Philadelphia City Council now has a law that bans cashless businesses, making it the first big city in the country to pass such legislation.
The law, which will take effect on July 1, was introduced by a veteran lawmaker, City Councilman Bill Greenlee, who thought it was discriminatory for businesses to turn away low-income residents who don’t have bank accounts.
About 13% of the city population — close to 200,000 people — do not have bank accounts, federal banking data, and therefore don’t have credit or debit cards to make cashless payments.
For many poor, their inability to keep any money in the accounts is the main reason for this. Because of this, they have often turned away from such shops, when they want to buy basic household items such as food and toiletry.
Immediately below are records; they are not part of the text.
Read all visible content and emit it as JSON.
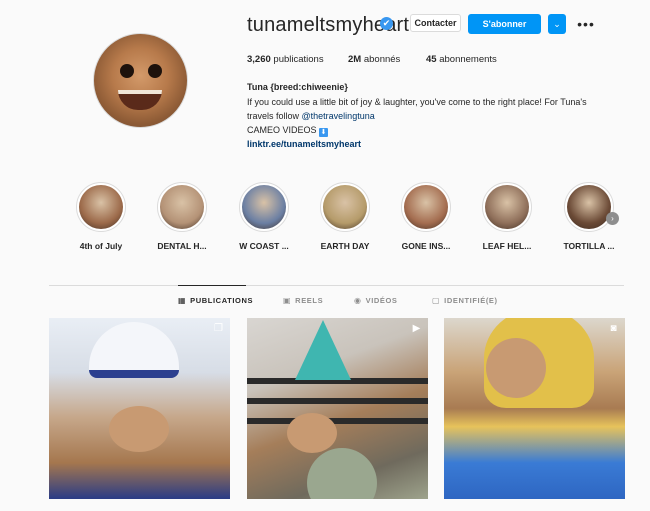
{
  "profile": {
    "username": "tunameltsmyheart",
    "verified_icon": "✔",
    "contact_label": "Contacter",
    "follow_label": "S'abonner",
    "dropdown_icon": "⌄",
    "more_icon": "•••"
  },
  "stats": {
    "posts_value": "3,260",
    "posts_label": "publications",
    "followers_value": "2M",
    "followers_label": "abonnés",
    "following_value": "45",
    "following_label": "abonnements"
  },
  "bio": {
    "name": "Tuna {breed:chiweenie}",
    "line1": "If you could use a little bit of joy & laughter, you've come to the right place! For Tuna's",
    "line2_prefix": "travels follow ",
    "mention": "@thetravelingtuna",
    "line3": "CAMEO VIDEOS",
    "download_icon": "⬇",
    "link": "linktr.ee/tunameltsmyheart"
  },
  "highlights": [
    {
      "label": "4th of July",
      "color": "#9c6a4a"
    },
    {
      "label": "DENTAL H...",
      "color": "#b49276"
    },
    {
      "label": "W COAST ...",
      "color": "#6b7fa3"
    },
    {
      "label": "EARTH DAY",
      "color": "#b59b6a"
    },
    {
      "label": "GONE INS...",
      "color": "#a46d50"
    },
    {
      "label": "LEAF HEL...",
      "color": "#8f6f5a"
    },
    {
      "label": "TORTILLA ...",
      "color": "#6b4a36"
    }
  ],
  "highlights_next_icon": "›",
  "tabs": [
    {
      "label": "PUBLICATIONS",
      "icon": "▦",
      "active": true
    },
    {
      "label": "REELS",
      "icon": "▣",
      "active": false
    },
    {
      "label": "VIDÉOS",
      "icon": "◉",
      "active": false
    },
    {
      "label": "IDENTIFIÉ(E)",
      "icon": "▢",
      "active": false
    }
  ],
  "posts": [
    {
      "badge_icon": "❐"
    },
    {
      "badge_icon": "▶"
    },
    {
      "badge_icon": "◙"
    }
  ]
}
The new law covers both existing and new businesses.
“If there comes a time in a few years where everybody has the same ability to use some kind of credit, debit, plastic in some way, then fine, maybe this law wouldn’t be necessary anymore. But that’s not the case now,” Greenlee told NPR.
Currently, New York and San Francisco are also considering a similar law. Massachusetts is the only state in the US to ban the cashless business.